## WORK INSTRUCTION
The answer must be one number: how many lines below contain the word "have".

## Data records for software interfaces
-.-.-
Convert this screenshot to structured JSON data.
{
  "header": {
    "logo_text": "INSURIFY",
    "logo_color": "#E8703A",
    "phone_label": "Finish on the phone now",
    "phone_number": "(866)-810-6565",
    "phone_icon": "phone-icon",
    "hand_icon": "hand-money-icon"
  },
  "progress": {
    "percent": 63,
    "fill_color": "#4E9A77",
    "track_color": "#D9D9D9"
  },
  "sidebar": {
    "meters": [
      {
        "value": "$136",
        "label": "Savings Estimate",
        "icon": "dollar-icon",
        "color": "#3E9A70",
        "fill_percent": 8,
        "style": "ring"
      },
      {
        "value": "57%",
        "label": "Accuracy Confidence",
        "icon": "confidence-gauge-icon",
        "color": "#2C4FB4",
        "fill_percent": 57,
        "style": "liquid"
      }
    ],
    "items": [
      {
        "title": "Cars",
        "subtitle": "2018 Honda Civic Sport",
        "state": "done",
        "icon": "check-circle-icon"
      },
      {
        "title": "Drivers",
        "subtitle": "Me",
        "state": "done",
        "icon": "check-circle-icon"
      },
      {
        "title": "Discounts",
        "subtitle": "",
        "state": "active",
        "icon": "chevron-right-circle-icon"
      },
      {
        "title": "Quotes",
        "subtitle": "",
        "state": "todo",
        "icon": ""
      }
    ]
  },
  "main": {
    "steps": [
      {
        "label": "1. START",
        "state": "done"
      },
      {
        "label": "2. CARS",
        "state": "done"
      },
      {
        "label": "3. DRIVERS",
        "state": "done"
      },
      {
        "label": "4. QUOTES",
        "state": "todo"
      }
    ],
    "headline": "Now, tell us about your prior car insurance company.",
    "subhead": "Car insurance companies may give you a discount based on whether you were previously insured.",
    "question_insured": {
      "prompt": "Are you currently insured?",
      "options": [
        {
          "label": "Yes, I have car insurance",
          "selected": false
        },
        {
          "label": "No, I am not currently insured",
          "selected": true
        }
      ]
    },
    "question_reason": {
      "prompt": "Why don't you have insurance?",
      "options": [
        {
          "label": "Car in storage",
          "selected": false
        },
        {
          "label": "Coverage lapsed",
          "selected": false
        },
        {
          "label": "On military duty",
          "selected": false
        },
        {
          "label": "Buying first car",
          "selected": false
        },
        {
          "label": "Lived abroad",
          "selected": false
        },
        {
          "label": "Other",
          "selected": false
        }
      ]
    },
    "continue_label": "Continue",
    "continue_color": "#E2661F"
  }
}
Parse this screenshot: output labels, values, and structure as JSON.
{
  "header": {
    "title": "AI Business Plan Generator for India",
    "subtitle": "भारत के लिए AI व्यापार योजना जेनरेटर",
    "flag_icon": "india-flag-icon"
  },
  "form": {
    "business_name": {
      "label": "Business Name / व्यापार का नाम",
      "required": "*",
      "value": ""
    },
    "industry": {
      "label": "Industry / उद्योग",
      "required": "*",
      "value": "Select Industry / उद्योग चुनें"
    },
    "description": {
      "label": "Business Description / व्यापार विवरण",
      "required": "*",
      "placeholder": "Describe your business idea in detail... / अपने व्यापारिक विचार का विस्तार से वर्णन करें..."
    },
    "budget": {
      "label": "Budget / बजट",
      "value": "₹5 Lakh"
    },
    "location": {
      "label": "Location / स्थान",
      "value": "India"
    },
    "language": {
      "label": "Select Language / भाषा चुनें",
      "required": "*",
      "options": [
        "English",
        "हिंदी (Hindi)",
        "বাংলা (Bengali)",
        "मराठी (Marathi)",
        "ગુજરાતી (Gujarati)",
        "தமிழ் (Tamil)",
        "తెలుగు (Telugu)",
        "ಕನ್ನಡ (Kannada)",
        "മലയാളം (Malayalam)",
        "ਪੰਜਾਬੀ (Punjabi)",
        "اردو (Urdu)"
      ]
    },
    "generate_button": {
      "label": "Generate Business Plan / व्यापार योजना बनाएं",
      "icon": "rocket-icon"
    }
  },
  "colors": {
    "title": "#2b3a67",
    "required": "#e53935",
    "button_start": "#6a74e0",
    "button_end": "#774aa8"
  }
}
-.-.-
## ANSWER BOX
2